*PROVIDED RECORDS*.

::::

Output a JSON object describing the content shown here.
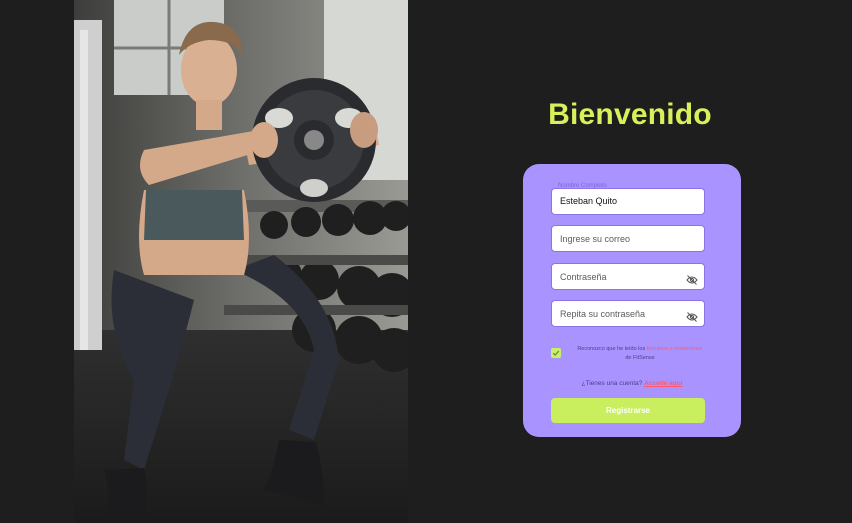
{
  "title": "Bienvenido",
  "form": {
    "name_label": "Nombre Completo",
    "name_value": "Esteban Quito",
    "email_placeholder": "Ingrese su correo",
    "password_placeholder": "Contraseña",
    "repeat_password_placeholder": "Repita su contraseña",
    "terms_text_1": "Reconozco que he leído los ",
    "terms_link": "términos y condiciones",
    "terms_text_2": " de FitSense",
    "terms_checked": true,
    "account_question": "¿Tienes una cuenta? ",
    "login_link": "Accede aquí",
    "register_label": "Registrarse"
  },
  "icons": {
    "password_toggle": "eye-off-icon",
    "repeat_password_toggle": "eye-off-icon",
    "checkbox": "check-icon"
  },
  "colors": {
    "background": "#1e1e1e",
    "title": "#d8f15a",
    "card": "#a993ff",
    "button": "#c9ef5e",
    "link": "#ff5a6b"
  }
}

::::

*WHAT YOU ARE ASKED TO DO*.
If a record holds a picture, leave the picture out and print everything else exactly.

*TASK OUTPUT*.
Output a JSON object describing the content shown here.
{
  "title": "Bienvenido",
  "form": {
    "name_label": "Nombre Completo",
    "name_value": "Esteban Quito",
    "email_placeholder": "Ingrese su correo",
    "password_placeholder": "Contraseña",
    "repeat_password_placeholder": "Repita su contraseña",
    "terms_text_1": "Reconozco que he leído los ",
    "terms_link": "términos y condiciones",
    "terms_text_2": " de FitSense",
    "terms_checked": true,
    "account_question": "¿Tienes una cuenta? ",
    "login_link": "Accede aquí",
    "register_label": "Registrarse"
  },
  "icons": {
    "password_toggle": "eye-off-icon",
    "repeat_password_toggle": "eye-off-icon",
    "checkbox": "check-icon"
  },
  "colors": {
    "background": "#1e1e1e",
    "title": "#d8f15a",
    "card": "#a993ff",
    "button": "#c9ef5e",
    "link": "#ff5a6b"
  }
}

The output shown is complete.